Provided entries>
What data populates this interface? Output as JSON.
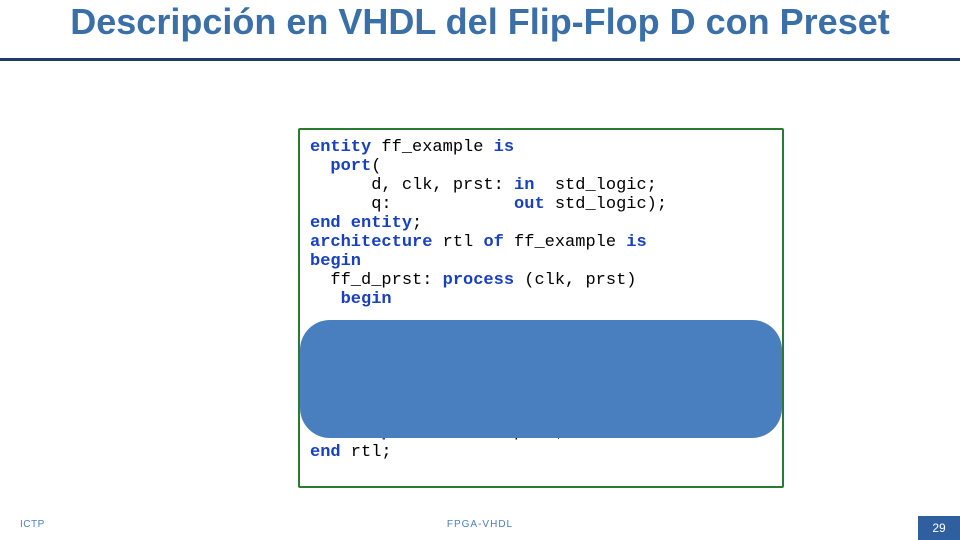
{
  "title": "Descripción en VHDL del Flip-Flop D con Preset",
  "code": {
    "tokens": [
      {
        "t": "entity",
        "c": "kw"
      },
      {
        "t": " ff_example ",
        "c": "norm"
      },
      {
        "t": "is",
        "c": "kw"
      },
      {
        "t": "\n",
        "c": "norm"
      },
      {
        "t": "  ",
        "c": "norm"
      },
      {
        "t": "port",
        "c": "kw"
      },
      {
        "t": "(",
        "c": "norm"
      },
      {
        "t": "\n",
        "c": "norm"
      },
      {
        "t": "      d, clk, prst: ",
        "c": "norm"
      },
      {
        "t": "in",
        "c": "kw"
      },
      {
        "t": "  std_logic;",
        "c": "norm"
      },
      {
        "t": "\n",
        "c": "norm"
      },
      {
        "t": "      q:            ",
        "c": "norm"
      },
      {
        "t": "out",
        "c": "kw"
      },
      {
        "t": " std_logic);",
        "c": "norm"
      },
      {
        "t": "\n",
        "c": "norm"
      },
      {
        "t": "end entity",
        "c": "kw"
      },
      {
        "t": ";",
        "c": "norm"
      },
      {
        "t": "\n",
        "c": "norm"
      },
      {
        "t": "architecture",
        "c": "kw"
      },
      {
        "t": " rtl ",
        "c": "norm"
      },
      {
        "t": "of",
        "c": "kw"
      },
      {
        "t": " ff_example ",
        "c": "norm"
      },
      {
        "t": "is",
        "c": "kw"
      },
      {
        "t": "\n",
        "c": "norm"
      },
      {
        "t": "begin",
        "c": "kw"
      },
      {
        "t": "\n",
        "c": "norm"
      },
      {
        "t": "  ff_d_prst: ",
        "c": "norm"
      },
      {
        "t": "process",
        "c": "kw"
      },
      {
        "t": " (clk, prst)",
        "c": "norm"
      },
      {
        "t": "\n",
        "c": "norm"
      },
      {
        "t": "   ",
        "c": "norm"
      },
      {
        "t": "begin",
        "c": "kw"
      },
      {
        "t": "\n",
        "c": "norm"
      },
      {
        "t": "\n",
        "c": "norm"
      },
      {
        "t": "\n",
        "c": "norm"
      },
      {
        "t": "\n",
        "c": "norm"
      },
      {
        "t": "\n",
        "c": "norm"
      },
      {
        "t": "\n",
        "c": "norm"
      },
      {
        "t": "\n",
        "c": "norm"
      },
      {
        "t": "   ",
        "c": "norm"
      },
      {
        "t": "end process",
        "c": "kw"
      },
      {
        "t": " ff_d_prst;",
        "c": "norm"
      },
      {
        "t": "\n",
        "c": "norm"
      },
      {
        "t": "end",
        "c": "kw"
      },
      {
        "t": " rtl;",
        "c": "norm"
      }
    ]
  },
  "footer": {
    "left": "ICTP",
    "center": "FPGA-VHDL",
    "page": "29"
  }
}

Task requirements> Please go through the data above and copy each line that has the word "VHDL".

Solution to this task>
  "title": "Descripción en VHDL del Flip-Flop D con Preset",
    "center": "FPGA-VHDL",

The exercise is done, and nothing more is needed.